One thought is to choose one table and sell it all off and maximize that one. The other is to keep the Verismo and probably the Kiseki. Buy the very best table and arm I can with all the funds gathered once I sell all that stuff. The question I cannot answer for myself is ...is this worth it given what my room allows this system to do? I have a small amount of room treatment with wood diffusers, ART series acoustic panels, and the DSP function of the preamp. But I cannot turn this into a full-on treated room because of the basic limitations of it.

I have probably made posts in the past in other threads putting ideas like this forward. But I don’t know if I ever made a comprehensive post with all these thoughts. laid out. If you feel its repetitive, I do understand. However, if you have thoughts or ideas, I would surely be interested in reading them. Take the conversation wherever makes sense, as this is meant to be a wide-ranging discussion. Thanks for any of your contributions!



I never said it was a “theory”. But there is plenty of debate about its significance and audibility. The only reason it’s of particular importance for ESLs is because they tend to be full range or nearly full range sources. The best reason to use a subwoofer with an ESL is far and away relieving the main amplifier and the main speaker of reproducing extreme low bass frequencies, not because of Doppler distortion, in my opinion. Also, and with respect, you do tend to choose from a list of causes to explain a list of objectionable effects without much experimental proof of a relationship between the two. If you heard what you heard and it was fixed by adding a subwoof, that’s not proof you heard Doppler distortion.

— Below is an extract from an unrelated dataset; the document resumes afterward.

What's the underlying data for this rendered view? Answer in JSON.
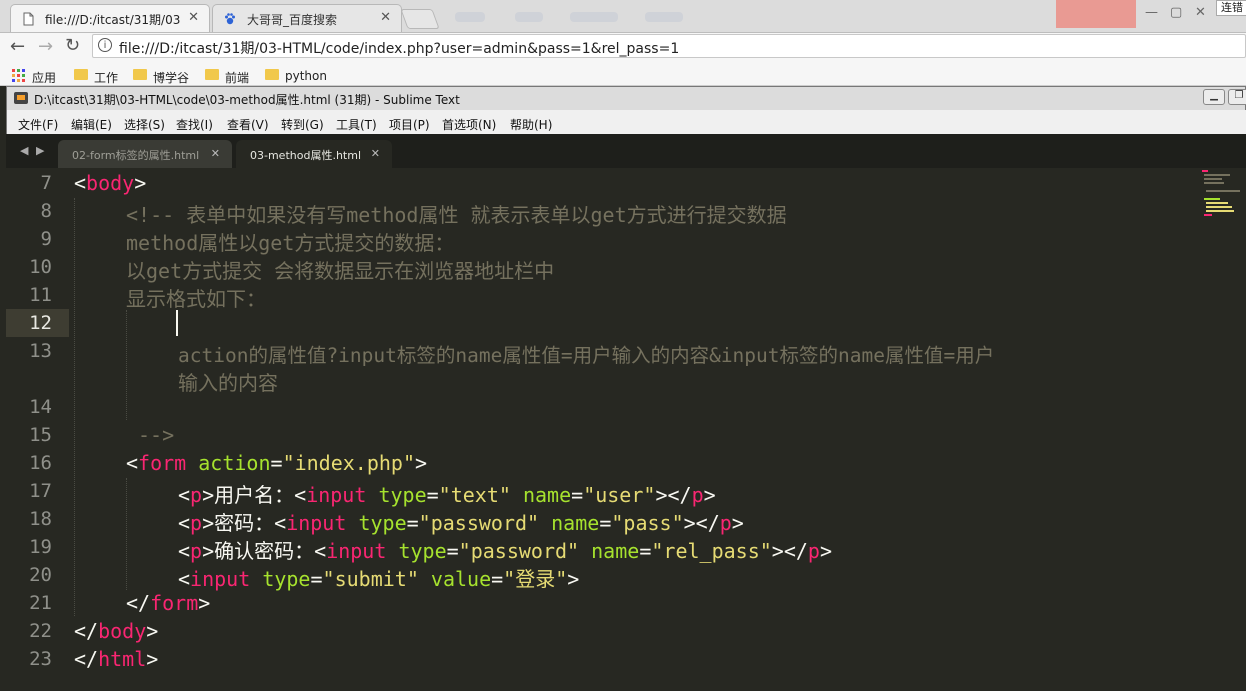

Dear @mijostyn  : I refer to you because lew don't took in count my post to him, aniway here I come with you:


""" It is much less of a problem for two and three way speaker systems because the bass driver's range is limited. """


Not exactly " much less "  because in a 2-way speaker normally its woofer goes from 50hz-60hz up to around 2.5khz and this kind of speakers ( its woofer ) goes down to 40hz even if you don't noted so there exist a really high IMD kind of distortions that subs relief the bass down there and midrange and HF shines as never before. Same with 3-way speakers.


We can't just stop the developed IMD that as you pointed out modulates/color the whole speaker reproduction. Maybe we don't noted because we already are accustommed to that color/modulattion but when we add a pair of self powered true subs and through high pass filters only a deaf audiophile can't hear that new and lowered distortions " color " with ( between others ) additional advantage  that any amplifier will increment its headroom due that now is liberated of that main bass range.. If we like it the new " color " is not the main issue.



@lewm ,

Ok Lew, All I can tell you is what you get rid of when using subwoofers under ESLs does not sound like typical IM or harmonic distortion and it is most definitely modulated by the bass. If this is not Doppler distortion then perhaps you can come up with another name for it.

Seems we are going off-topic again! I used to subscribe to Gramophone, both for advice about recordings to buy, and for equipment reviews. In those days (1980's > early 1990's) it was a given that a serious UK listener owned a pair of Quad ESL63 speakers, but there was a good deal of debate about whether they might be teamed with a subwoofer. My answer to that appears above. Briefly, yes, and easy to do.

Next question?

Holy crap, the question is a book, and so is at least one response. I have not had coffee yet, no way can I even start to read all that....good luck.